Reporting Services includes a very useful visual MDX query tool, which I often start with when writing reports. It can add parameters and create calculated members for you which are both handy features. Very quickly though you realise that it can’t do more complicated MDX queries for you without you having to dive in and manually edit the query.
The first thing I tend to do is copy the auto-generated query into an MDX editor that will do some formatting. I used to use Mosha’s awesome online MDX tool. He also had a downloadable MDX editor which was a bit like a code cop, not only showing you syntax errors but advising against some common poor query constructions.
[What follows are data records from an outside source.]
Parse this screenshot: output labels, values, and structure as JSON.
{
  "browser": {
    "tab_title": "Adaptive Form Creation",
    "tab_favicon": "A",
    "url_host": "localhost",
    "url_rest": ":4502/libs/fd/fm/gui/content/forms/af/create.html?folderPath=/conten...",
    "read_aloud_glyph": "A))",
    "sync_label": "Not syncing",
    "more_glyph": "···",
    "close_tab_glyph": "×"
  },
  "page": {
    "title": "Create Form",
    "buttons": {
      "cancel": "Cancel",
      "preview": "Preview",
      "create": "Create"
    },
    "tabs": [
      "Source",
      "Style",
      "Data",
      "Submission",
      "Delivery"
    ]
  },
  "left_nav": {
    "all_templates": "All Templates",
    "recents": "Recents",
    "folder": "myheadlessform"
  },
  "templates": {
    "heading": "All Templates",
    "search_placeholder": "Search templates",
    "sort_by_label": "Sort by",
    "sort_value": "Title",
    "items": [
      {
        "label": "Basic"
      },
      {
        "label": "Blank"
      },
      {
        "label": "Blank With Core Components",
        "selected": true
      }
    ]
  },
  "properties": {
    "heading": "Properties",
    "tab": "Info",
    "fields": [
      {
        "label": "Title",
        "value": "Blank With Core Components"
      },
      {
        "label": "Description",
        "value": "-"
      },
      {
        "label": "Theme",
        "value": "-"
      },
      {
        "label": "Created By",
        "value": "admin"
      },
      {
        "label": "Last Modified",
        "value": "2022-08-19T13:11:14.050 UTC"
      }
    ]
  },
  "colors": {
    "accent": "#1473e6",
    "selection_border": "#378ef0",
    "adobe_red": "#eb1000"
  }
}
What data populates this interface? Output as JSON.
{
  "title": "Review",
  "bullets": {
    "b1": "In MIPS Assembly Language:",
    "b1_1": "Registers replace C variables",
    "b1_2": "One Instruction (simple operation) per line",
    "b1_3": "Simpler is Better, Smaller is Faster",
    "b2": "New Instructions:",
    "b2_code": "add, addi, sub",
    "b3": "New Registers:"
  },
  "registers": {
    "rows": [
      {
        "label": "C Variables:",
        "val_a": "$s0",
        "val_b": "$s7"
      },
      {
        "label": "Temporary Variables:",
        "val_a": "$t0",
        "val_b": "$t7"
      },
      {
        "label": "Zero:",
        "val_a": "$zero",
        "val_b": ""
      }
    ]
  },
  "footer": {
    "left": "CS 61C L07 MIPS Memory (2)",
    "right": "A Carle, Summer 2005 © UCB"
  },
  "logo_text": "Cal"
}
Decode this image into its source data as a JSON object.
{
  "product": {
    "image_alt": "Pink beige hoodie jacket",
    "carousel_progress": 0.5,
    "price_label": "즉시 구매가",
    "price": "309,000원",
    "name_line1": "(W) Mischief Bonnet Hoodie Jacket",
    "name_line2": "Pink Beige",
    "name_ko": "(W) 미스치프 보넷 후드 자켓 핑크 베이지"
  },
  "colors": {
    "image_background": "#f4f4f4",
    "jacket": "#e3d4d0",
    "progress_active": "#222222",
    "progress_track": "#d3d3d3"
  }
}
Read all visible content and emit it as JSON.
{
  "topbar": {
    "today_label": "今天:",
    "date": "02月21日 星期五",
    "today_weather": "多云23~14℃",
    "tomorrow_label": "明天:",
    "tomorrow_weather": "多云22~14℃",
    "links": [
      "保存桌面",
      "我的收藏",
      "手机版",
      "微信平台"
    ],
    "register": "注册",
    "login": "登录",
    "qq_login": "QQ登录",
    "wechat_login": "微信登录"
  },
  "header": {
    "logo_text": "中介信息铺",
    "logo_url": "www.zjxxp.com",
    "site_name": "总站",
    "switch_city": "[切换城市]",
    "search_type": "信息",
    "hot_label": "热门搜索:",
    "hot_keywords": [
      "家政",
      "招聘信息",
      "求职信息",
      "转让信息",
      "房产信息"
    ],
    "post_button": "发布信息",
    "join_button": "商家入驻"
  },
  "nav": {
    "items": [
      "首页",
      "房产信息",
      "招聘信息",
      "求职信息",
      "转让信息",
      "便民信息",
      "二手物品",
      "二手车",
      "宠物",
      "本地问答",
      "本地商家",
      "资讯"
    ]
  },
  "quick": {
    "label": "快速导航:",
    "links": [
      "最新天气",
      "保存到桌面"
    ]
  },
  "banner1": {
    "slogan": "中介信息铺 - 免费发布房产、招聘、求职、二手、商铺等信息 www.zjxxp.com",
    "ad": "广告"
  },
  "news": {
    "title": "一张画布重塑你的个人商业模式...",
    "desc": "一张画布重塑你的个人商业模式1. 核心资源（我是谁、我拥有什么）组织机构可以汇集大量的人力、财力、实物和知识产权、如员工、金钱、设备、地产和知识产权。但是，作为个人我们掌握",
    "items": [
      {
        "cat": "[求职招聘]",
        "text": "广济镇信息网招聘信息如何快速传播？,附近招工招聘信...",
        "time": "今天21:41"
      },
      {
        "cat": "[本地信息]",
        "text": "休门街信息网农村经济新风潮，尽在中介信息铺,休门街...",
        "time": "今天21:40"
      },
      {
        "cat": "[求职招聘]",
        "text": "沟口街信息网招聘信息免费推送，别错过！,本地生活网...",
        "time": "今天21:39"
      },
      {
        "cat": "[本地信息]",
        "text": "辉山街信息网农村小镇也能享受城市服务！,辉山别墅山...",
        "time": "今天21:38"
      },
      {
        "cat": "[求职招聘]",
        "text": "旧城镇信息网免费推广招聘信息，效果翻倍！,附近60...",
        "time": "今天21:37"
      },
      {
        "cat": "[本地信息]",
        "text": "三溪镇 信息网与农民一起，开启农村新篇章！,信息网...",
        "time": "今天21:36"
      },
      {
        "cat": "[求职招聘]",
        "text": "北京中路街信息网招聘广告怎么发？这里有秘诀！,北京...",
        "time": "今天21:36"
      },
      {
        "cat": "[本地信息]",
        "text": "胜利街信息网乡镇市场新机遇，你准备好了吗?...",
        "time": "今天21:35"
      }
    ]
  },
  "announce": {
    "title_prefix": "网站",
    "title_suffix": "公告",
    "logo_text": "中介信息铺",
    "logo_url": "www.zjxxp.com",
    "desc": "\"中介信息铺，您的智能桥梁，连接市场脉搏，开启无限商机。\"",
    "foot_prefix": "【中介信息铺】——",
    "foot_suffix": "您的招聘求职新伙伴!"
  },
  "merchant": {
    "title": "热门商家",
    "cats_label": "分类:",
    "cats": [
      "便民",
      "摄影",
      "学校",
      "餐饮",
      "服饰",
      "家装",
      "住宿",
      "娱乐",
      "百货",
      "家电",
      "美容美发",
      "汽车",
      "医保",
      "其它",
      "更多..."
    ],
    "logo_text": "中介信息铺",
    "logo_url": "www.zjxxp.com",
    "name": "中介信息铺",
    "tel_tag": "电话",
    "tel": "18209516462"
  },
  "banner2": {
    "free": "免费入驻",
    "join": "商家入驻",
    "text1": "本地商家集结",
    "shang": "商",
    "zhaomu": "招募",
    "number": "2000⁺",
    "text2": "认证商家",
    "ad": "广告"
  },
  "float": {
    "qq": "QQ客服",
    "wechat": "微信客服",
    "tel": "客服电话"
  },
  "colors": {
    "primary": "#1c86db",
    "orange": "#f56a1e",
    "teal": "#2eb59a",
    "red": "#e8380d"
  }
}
You might well know that Mosha was a driving force behind both the development of SSAS and the MDX language which subsequently became an industry standard. Usually Microsoft get blamed for convoluting open standards but here’s an example of them defining one and opening it up to competitors like Oracle and IBM.
Unfortunately Mosha’s tool is gone, and Moshas moved on from the MDX world a few years ago (genius never sits still) but this Microsoft provided tool works well http://formatmdx.msftlabs.com/
It seems with the trend to move towards Tabular modelling such as in PowerPivot and Tabular cubes, which only work with DAX and not MDX, that MDX might be going out of fashion. It’s not suprising given how convoluted it is to write and how easy it is to get it very wrong. The roots of DAX are in VB and Excel functions as well which makes it more palatable to business type users.
I don’t think my time delving down the rabbit hole of MDX was misspent though, it’s been fun in a masochistic kind of way.